▶ [Activity] What is needed is an exact copy of every entry.

------ Information supplied

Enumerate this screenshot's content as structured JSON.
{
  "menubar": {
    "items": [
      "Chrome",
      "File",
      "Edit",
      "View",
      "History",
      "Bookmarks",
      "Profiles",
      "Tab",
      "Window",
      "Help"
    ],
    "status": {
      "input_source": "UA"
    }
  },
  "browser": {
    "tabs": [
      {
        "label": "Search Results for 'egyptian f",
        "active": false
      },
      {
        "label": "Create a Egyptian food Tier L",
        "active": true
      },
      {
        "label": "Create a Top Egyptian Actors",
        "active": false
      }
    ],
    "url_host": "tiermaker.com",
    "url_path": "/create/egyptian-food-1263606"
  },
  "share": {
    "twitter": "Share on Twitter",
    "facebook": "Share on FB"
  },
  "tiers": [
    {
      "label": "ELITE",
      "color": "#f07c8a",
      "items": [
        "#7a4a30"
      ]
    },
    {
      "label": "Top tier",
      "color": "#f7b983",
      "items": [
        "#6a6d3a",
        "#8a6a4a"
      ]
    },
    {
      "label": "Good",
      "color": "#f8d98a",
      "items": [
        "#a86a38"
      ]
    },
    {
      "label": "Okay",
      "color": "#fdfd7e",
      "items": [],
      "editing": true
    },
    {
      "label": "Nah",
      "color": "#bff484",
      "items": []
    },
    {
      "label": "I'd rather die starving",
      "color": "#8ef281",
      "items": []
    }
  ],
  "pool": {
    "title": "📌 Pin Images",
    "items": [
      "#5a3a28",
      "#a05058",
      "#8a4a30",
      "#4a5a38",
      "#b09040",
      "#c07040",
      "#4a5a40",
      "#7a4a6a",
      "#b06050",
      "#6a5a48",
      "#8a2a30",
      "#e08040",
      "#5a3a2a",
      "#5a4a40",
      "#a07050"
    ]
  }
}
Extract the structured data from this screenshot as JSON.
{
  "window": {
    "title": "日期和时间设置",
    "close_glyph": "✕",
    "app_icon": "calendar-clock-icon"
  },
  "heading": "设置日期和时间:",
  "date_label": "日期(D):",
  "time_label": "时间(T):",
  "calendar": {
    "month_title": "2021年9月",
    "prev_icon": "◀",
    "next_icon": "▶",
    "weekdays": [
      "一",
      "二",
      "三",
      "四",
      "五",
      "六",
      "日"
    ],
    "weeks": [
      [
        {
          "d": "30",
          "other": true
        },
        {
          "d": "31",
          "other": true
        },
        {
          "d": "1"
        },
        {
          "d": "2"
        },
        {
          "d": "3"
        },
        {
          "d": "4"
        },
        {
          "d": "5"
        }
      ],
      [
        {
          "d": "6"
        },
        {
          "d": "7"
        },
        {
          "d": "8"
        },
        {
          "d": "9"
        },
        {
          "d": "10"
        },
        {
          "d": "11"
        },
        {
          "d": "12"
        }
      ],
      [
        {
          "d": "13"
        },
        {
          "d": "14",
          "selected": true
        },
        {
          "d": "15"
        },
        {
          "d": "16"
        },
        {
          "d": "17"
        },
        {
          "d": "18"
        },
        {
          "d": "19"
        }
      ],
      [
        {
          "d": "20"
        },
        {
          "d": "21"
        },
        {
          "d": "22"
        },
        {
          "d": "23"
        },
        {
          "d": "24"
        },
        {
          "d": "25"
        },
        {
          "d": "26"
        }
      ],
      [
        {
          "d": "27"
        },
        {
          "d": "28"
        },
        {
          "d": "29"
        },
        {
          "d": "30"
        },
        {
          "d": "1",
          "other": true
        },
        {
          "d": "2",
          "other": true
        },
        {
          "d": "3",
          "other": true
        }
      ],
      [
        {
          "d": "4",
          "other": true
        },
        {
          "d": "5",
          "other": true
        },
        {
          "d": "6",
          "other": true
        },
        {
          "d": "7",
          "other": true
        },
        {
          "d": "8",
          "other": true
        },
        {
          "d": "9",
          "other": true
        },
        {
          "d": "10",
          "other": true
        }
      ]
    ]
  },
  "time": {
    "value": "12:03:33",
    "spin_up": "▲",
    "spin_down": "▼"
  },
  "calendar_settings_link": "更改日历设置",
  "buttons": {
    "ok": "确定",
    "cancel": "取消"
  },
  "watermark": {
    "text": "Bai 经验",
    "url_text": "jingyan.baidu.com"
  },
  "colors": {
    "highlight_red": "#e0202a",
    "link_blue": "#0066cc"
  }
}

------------

▶ [Expected output]
Enumerate this screenshot's content as structured JSON.
{
  "menubar": {
    "items": [
      "Chrome",
      "File",
      "Edit",
      "View",
      "History",
      "Bookmarks",
      "Profiles",
      "Tab",
      "Window",
      "Help"
    ],
    "status": {
      "input_source": "UA"
    }
  },
  "browser": {
    "tabs": [
      {
        "label": "Search Results for 'egyptian f",
        "active": false
      },
      {
        "label": "Create a Egyptian food Tier L",
        "active": true
      },
      {
        "label": "Create a Top Egyptian Actors",
        "active": false
      }
    ],
    "url_host": "tiermaker.com",
    "url_path": "/create/egyptian-food-1263606"
  },
  "share": {
    "twitter": "Share on Twitter",
    "facebook": "Share on FB"
  },
  "tiers": [
    {
      "label": "ELITE",
      "color": "#f07c8a",
      "items": [
        "#7a4a30"
      ]
    },
    {
      "label": "Top tier",
      "color": "#f7b983",
      "items": [
        "#6a6d3a",
        "#8a6a4a"
      ]
    },
    {
      "label": "Good",
      "color": "#f8d98a",
      "items": [
        "#a86a38"
      ]
    },
    {
      "label": "Okay",
      "color": "#fdfd7e",
      "items": [],
      "editing": true
    },
    {
      "label": "Nah",
      "color": "#bff484",
      "items": []
    },
    {
      "label": "I'd rather die starving",
      "color": "#8ef281",
      "items": []
    }
  ],
  "pool": {
    "title": "📌 Pin Images",
    "items": [
      "#5a3a28",
      "#a05058",
      "#8a4a30",
      "#4a5a38",
      "#b09040",
      "#c07040",
      "#4a5a40",
      "#7a4a6a",
      "#b06050",
      "#6a5a48",
      "#8a2a30",
      "#e08040",
      "#5a3a2a",
      "#5a4a40",
      "#a07050"
    ]
  }
}
Extract the structured data from this screenshot as JSON.
{
  "window": {
    "title": "日期和时间设置",
    "close_glyph": "✕",
    "app_icon": "calendar-clock-icon"
  },
  "heading": "设置日期和时间:",
  "date_label": "日期(D):",
  "time_label": "时间(T):",
  "calendar": {
    "month_title": "2021年9月",
    "prev_icon": "◀",
    "next_icon": "▶",
    "weekdays": [
      "一",
      "二",
      "三",
      "四",
      "五",
      "六",
      "日"
    ],
    "weeks": [
      [
        {
          "d": "30",
          "other": true
        },
        {
          "d": "31",
          "other": true
        },
        {
          "d": "1"
        },
        {
          "d": "2"
        },
        {
          "d": "3"
        },
        {
          "d": "4"
        },
        {
          "d": "5"
        }
      ],
      [
        {
          "d": "6"
        },
        {
          "d": "7"
        },
        {
          "d": "8"
        },
        {
          "d": "9"
        },
        {
          "d": "10"
        },
        {
          "d": "11"
        },
        {
          "d": "12"
        }
      ],
      [
        {
          "d": "13"
        },
        {
          "d": "14",
          "selected": true
        },
        {
          "d": "15"
        },
        {
          "d": "16"
        },
        {
          "d": "17"
        },
        {
          "d": "18"
        },
        {
          "d": "19"
        }
      ],
      [
        {
          "d": "20"
        },
        {
          "d": "21"
        },
        {
          "d": "22"
        },
        {
          "d": "23"
        },
        {
          "d": "24"
        },
        {
          "d": "25"
        },
        {
          "d": "26"
        }
      ],
      [
        {
          "d": "27"
        },
        {
          "d": "28"
        },
        {
          "d": "29"
        },
        {
          "d": "30"
        },
        {
          "d": "1",
          "other": true
        },
        {
          "d": "2",
          "other": true
        },
        {
          "d": "3",
          "other": true
        }
      ],
      [
        {
          "d": "4",
          "other": true
        },
        {
          "d": "5",
          "other": true
        },
        {
          "d": "6",
          "other": true
        },
        {
          "d": "7",
          "other": true
        },
        {
          "d": "8",
          "other": true
        },
        {
          "d": "9",
          "other": true
        },
        {
          "d": "10",
          "other": true
        }
      ]
    ]
  },
  "time": {
    "value": "12:03:33",
    "spin_up": "▲",
    "spin_down": "▼"
  },
  "calendar_settings_link": "更改日历设置",
  "buttons": {
    "ok": "确定",
    "cancel": "取消"
  },
  "watermark": {
    "text": "Bai 经验",
    "url_text": "jingyan.baidu.com"
  },
  "colors": {
    "highlight_red": "#e0202a",
    "link_blue": "#0066cc"
  }
}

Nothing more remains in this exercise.